Task description
The records follow. Filter them to the lines that hold "name".
┌──
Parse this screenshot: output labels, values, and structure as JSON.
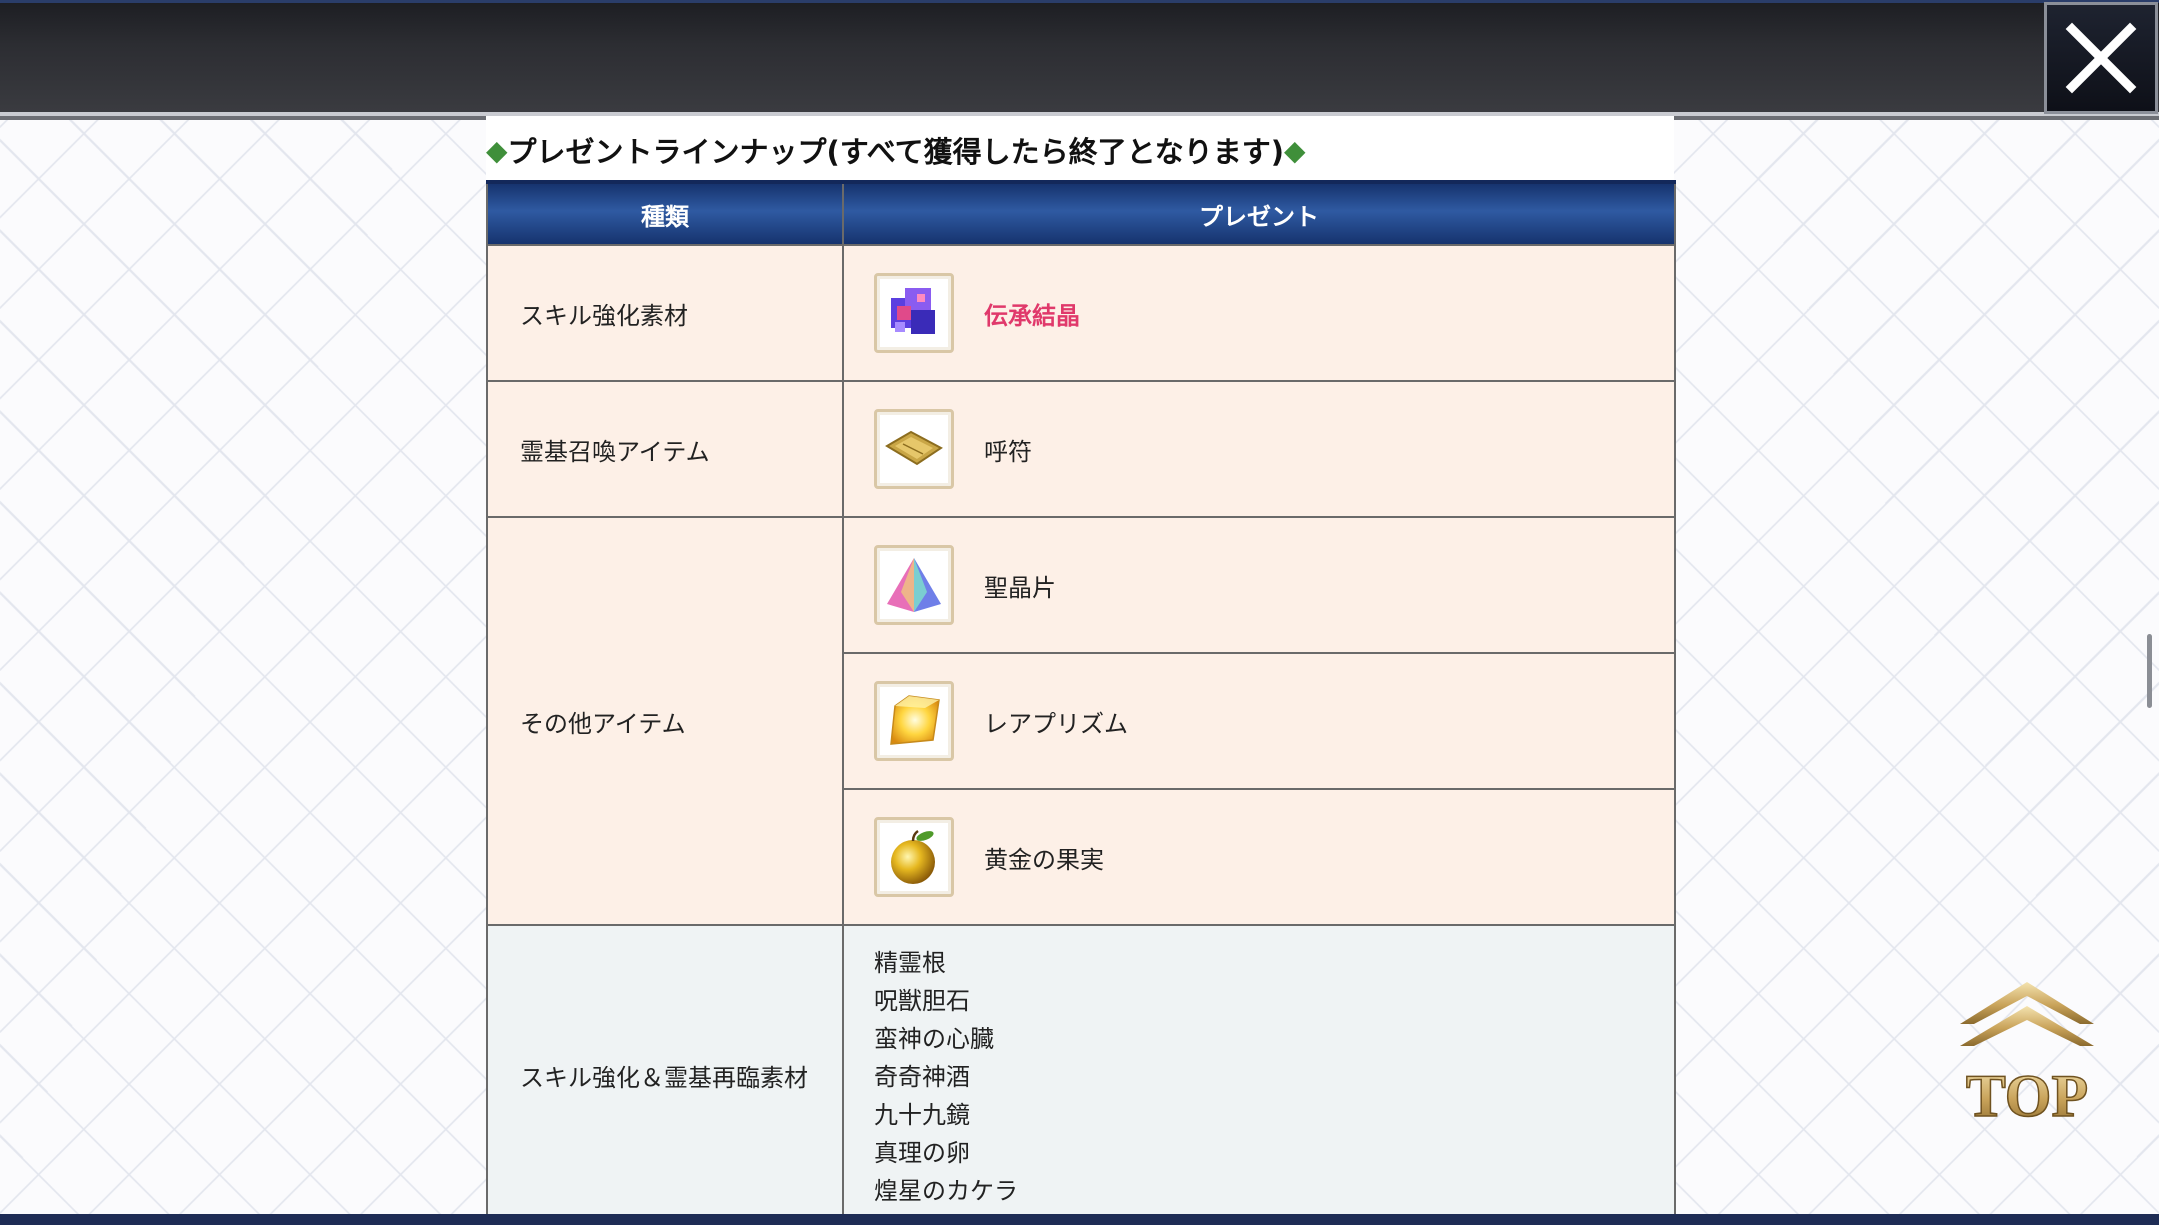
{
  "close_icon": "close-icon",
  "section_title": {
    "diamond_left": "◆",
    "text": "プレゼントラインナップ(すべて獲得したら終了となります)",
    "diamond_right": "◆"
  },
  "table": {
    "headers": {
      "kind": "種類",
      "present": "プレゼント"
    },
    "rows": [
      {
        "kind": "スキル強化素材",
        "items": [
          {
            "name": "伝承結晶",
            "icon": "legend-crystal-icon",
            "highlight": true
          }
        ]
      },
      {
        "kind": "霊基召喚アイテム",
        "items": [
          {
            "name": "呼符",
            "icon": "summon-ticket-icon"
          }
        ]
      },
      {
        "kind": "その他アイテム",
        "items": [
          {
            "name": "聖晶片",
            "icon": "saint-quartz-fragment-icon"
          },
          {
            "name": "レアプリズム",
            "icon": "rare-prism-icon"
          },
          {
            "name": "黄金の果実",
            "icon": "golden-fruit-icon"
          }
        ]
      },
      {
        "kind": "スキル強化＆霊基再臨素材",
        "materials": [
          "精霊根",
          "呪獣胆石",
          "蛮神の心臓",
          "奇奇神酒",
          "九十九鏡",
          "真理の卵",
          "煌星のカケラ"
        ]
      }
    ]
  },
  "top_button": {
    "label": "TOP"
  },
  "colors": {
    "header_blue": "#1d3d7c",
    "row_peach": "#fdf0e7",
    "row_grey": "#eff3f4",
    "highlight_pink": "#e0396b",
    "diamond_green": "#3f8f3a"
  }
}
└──
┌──
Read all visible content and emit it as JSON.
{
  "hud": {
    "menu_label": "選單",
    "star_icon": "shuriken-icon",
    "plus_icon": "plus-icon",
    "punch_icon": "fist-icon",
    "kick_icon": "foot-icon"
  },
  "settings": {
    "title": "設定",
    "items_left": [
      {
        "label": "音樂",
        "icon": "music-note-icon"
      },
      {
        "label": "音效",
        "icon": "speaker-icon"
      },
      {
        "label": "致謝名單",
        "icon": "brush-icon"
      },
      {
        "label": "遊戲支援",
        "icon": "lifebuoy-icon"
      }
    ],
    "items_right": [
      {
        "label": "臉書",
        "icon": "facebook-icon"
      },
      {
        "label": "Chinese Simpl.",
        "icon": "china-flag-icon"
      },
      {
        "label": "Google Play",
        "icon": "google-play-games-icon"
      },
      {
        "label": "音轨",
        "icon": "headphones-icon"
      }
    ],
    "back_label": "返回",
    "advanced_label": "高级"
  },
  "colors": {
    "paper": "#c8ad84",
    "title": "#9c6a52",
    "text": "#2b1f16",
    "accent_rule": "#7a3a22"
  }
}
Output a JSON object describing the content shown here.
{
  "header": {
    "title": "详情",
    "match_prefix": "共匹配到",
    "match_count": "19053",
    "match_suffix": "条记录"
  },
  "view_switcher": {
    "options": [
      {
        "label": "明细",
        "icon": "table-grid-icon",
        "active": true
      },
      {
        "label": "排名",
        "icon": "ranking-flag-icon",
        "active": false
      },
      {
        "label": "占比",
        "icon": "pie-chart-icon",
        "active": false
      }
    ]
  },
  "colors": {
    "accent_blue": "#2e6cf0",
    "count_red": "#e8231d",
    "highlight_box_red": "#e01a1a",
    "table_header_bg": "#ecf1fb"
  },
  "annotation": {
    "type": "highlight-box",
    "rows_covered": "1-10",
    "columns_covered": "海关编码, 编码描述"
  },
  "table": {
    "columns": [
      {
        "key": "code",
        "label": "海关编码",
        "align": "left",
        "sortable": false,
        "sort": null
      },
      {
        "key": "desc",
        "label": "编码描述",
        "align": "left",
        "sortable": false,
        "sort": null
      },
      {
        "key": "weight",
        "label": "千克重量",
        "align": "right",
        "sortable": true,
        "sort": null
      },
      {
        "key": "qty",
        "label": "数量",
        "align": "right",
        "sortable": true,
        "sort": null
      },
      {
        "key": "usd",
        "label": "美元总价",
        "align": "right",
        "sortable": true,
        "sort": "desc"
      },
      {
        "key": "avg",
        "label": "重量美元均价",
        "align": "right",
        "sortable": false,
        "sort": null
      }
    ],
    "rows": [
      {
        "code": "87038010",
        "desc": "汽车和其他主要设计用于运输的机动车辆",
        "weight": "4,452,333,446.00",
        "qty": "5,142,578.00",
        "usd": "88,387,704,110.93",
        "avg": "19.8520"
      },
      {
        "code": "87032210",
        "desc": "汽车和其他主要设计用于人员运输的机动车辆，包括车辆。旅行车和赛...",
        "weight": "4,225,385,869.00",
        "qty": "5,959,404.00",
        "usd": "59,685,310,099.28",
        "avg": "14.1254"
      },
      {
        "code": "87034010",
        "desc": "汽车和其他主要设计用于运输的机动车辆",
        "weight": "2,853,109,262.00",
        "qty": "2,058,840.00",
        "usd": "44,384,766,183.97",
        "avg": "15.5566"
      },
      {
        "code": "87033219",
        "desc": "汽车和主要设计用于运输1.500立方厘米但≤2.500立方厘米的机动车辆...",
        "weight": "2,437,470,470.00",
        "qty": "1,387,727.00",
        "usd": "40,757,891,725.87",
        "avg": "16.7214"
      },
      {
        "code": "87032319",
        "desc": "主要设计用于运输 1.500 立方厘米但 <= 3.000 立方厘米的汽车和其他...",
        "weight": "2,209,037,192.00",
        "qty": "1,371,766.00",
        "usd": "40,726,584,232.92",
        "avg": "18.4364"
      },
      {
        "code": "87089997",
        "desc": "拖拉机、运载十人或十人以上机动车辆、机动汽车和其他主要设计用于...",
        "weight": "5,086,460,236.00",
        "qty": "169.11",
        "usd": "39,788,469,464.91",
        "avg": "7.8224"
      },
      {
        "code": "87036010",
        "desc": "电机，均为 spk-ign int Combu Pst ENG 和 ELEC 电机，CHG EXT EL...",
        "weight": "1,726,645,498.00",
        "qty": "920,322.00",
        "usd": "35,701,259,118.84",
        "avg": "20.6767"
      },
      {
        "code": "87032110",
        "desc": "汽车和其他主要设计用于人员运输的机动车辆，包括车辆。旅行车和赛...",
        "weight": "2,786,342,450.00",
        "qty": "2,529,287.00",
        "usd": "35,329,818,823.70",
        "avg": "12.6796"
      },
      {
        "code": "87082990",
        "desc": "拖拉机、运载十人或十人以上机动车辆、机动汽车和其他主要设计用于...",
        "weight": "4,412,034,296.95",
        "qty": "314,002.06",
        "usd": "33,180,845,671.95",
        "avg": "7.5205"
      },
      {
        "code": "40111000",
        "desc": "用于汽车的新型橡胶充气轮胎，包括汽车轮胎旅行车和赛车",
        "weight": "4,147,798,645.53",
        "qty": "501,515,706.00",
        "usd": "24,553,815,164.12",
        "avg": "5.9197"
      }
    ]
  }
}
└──
Answer to the problem
            "name": "伝承結晶",
            "name": "呼符",
            "name": "聖晶片",
            "name": "レアプリズム",
            "name": "黄金の果実",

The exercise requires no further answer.